ANXIETY

ANXIETY

Underlying Anxiety – The True Pain 

At Free Spirit, we see anxiety as a major component of many challenges and difficulties. Not always apparent at first, anxiety can cause maladaptive behavior, avoidance, aggression, drug use, depression, and more. Here is how we see anxiety and how we found it useful to assist teens and young adults who experience it.   

The process isn’t easy, but it is quite necessary. Anxiety and fear tend to limit our lives as much as we let them, taking over more and more of one’s life, as well as the lives of their family and surrounding community.   

  • What is anxiety? 

Anxiety is a heightened negative arousal in our body, denoting discomfort, agitation, and restlessness to an extent we can barely manage.  

  • There are, broadly speaking, several kinds of anxiety: 
  • Innate, or organic anxiety – some of us are born more sensitive to triggers. We react more negatively to outside stimuli (“Temperament” is noticeable in the first few weeks of life), and we have a more difficult time shaking things off (can be recognized as intrusive thoughts we cannot stop). 
  • Trauma-based anxiety – when we experience a negative event that caused us ongoing distress, typically when we are reminded of that event in some manner. 
  • Attachment-based anxiety – stemming from a greater sense of insecurity and relational pain, attachment difficulties can lead to relational anxiety, triggered by close and meaningful relationships.  
  • Emotional anxiety – a process that is powerful and difficult to grasp, we sometimes develop debilitating fear from our own emotions, leading us to avoid and reject emotions as much as we can.  This may lead to detachment, lack of interest and joy, a sense of “fakeness” and sometimes total lack of motivation.  
  • Existential anxiety, often referred to as a natural and somewhat healthy anxiety which, when approached well, can lead us to living fully, making the most of what we have.  

It is important to understand where our anxiety comes from, as treatment can differ greatly. This said, many times we observe a combination of more than one form of anxiety and are required to gently differentiate one from the other. 

  • How can anxiety manifest? 

Anxiety can come in many faces and forms. The most common include sweaty hands, rapid heart rate and breathing, restlessness and agitation, stomachache, and feeling frozen and unable to move forward.  

This said, many times anxiety underlies other symptoms and may get misdiagnosed. The most common example is attention deficit and hyperactivity. Attention is a delicate function that can be compromised easily when we get anxious, depressed, or preoccupied with something. Similarly, the agitation in anxiety can be mistaken for hyperactivity or impulsivity.  

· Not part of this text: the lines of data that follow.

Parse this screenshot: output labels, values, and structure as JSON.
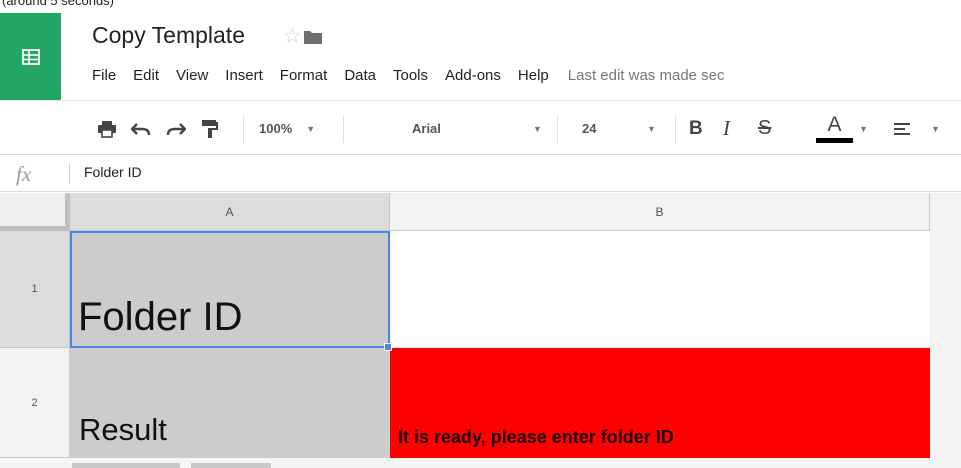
{
  "caption": "(around 5 seconds)",
  "app": {
    "logo_icon": "sheets-grid-icon",
    "brand_color": "#23a566"
  },
  "document": {
    "title": "Copy Template",
    "star_icon": "star-outline-icon",
    "folder_icon": "folder-icon"
  },
  "menu": {
    "items": [
      "File",
      "Edit",
      "View",
      "Insert",
      "Format",
      "Data",
      "Tools",
      "Add-ons",
      "Help"
    ],
    "last_edit": "Last edit was made sec"
  },
  "toolbar": {
    "print_icon": "print-icon",
    "undo_icon": "undo-icon",
    "redo_icon": "redo-icon",
    "paint_format_icon": "paint-format-icon",
    "zoom": "100%",
    "font": "Arial",
    "font_size": "24",
    "bold_label": "B",
    "italic_label": "I",
    "strike_label": "S",
    "text_color_label": "A",
    "align_icon": "align-left-icon"
  },
  "formula_bar": {
    "fx_label": "fx",
    "value": "Folder ID"
  },
  "grid": {
    "columns": [
      "A",
      "B"
    ],
    "rows": [
      "1",
      "2"
    ],
    "cells": {
      "A1": "Folder ID",
      "A2": "Result",
      "B1": "",
      "B2": "It is ready, please enter folder ID"
    },
    "selected_cell": "A1",
    "colors": {
      "selection": "#4a86e8",
      "a_fill": "#cccccc",
      "b2_fill": "#ff0000"
    }
  }
}
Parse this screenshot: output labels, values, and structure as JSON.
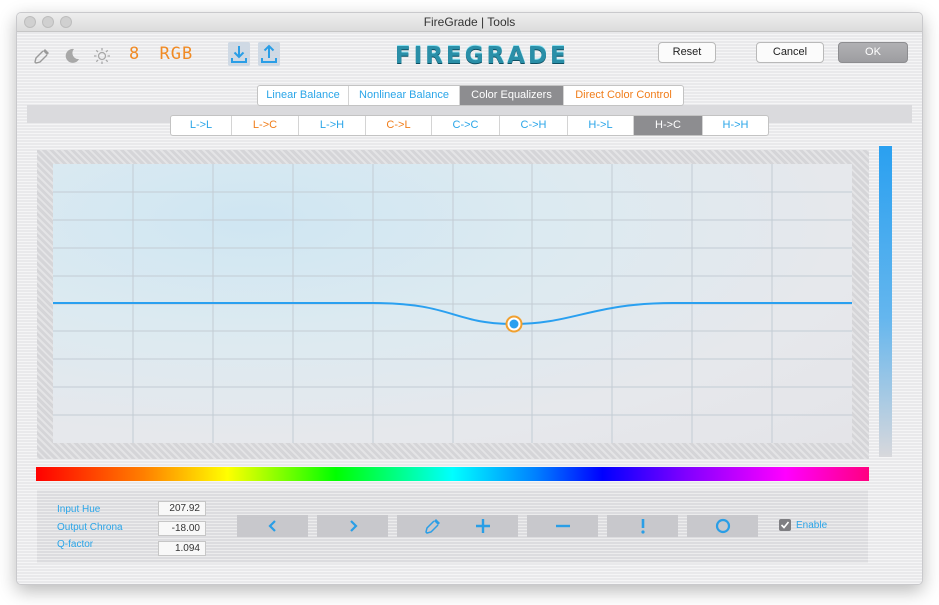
{
  "window": {
    "title": "FireGrade | Tools"
  },
  "toolbar": {
    "bits": "8",
    "color_space": "RGB",
    "logo": "FIREGRADE",
    "reset_label": "Reset",
    "cancel_label": "Cancel",
    "ok_label": "OK"
  },
  "mode_tabs": [
    {
      "label": "Linear Balance",
      "color": "#2aa5e8",
      "active": false
    },
    {
      "label": "Nonlinear Balance",
      "color": "#2aa5e8",
      "active": false
    },
    {
      "label": "Color Equalizers",
      "color": "#ffffff",
      "active": true
    },
    {
      "label": "Direct Color Control",
      "color": "#f07d1a",
      "active": false
    }
  ],
  "eq_tabs": [
    {
      "label": "L->L",
      "color": "#2aa5e8",
      "active": false
    },
    {
      "label": "L->C",
      "color": "#f07d1a",
      "active": false
    },
    {
      "label": "L->H",
      "color": "#2aa5e8",
      "active": false
    },
    {
      "label": "C->L",
      "color": "#f07d1a",
      "active": false
    },
    {
      "label": "C->C",
      "color": "#2aa5e8",
      "active": false
    },
    {
      "label": "C->H",
      "color": "#2aa5e8",
      "active": false
    },
    {
      "label": "H->L",
      "color": "#2aa5e8",
      "active": false
    },
    {
      "label": "H->C",
      "color": "#ffffff",
      "active": true
    },
    {
      "label": "H->H",
      "color": "#2aa5e8",
      "active": false
    }
  ],
  "params": {
    "input_hue_label": "Input Hue",
    "input_hue_value": "207.92",
    "output_chroma_label": "Output Chrona",
    "output_chroma_value": "-18.00",
    "q_factor_label": "Q-factor",
    "q_factor_value": "1.094"
  },
  "tools": [
    {
      "name": "prev-point-icon"
    },
    {
      "name": "next-point-icon"
    },
    {
      "name": "pick-color-icon"
    },
    {
      "name": "add-point-icon"
    },
    {
      "name": "remove-point-icon"
    },
    {
      "name": "warning-icon"
    },
    {
      "name": "reset-curve-icon"
    }
  ],
  "enable": {
    "label": "Enable",
    "checked": true
  },
  "curve": {
    "selected_hue": 207.92,
    "output_chroma": -18.0,
    "q_factor": 1.094
  },
  "colors": {
    "accent_blue": "#2aa5e8",
    "accent_orange": "#f07d1a",
    "control_point": "#2aa0f0",
    "control_point_ring": "#f0a030"
  }
}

Anxiety can be specific to one trigger, as in social anxiety, and then lead to avoidance, isolation, school refusal, and even panic attacks 

Anxiety can also lead people to seek relief in the form of drugs and alcohol, sometime not realizing that they are self-medicating their discomfort.  

  • How do we treat anxiety? 

The first step, as you can imagine, is assessment. When we are present 24/7 we are able to observe, inquire, hypothesize, and verify a more accurate story about each participant’s experience in the world. We work hard to empathize and eventually understand each person. Based on this process and assessment, we are able to formalize a treatment plan that would address the various aspects of anxiety experienced.  

While this first step is occurring, we also work hard to establish a sense of safety and comfort, aiming to reduce anxiety and establish rapport. Feeling “at ease” at Free Spirit and with our staff is crucial in creating a new and more positive experience.  

Implementing appropriate treatment for each form of experienced anxiety can be a long process, too individualized to outline here. This said, here are a few of the modalities we might utilize: 

  • Mindfulness and meditation 
  • Relational psychology 
  • DBT 
  • Somatic experiencing and trauma work 
  • Existential psychology 
  • Experiential therapy and outdoor/wilderness therapy 
  • Medication review 

We are here to help and are committed to being creative and effective in helping our participants live fuller, happier, and more confident lives.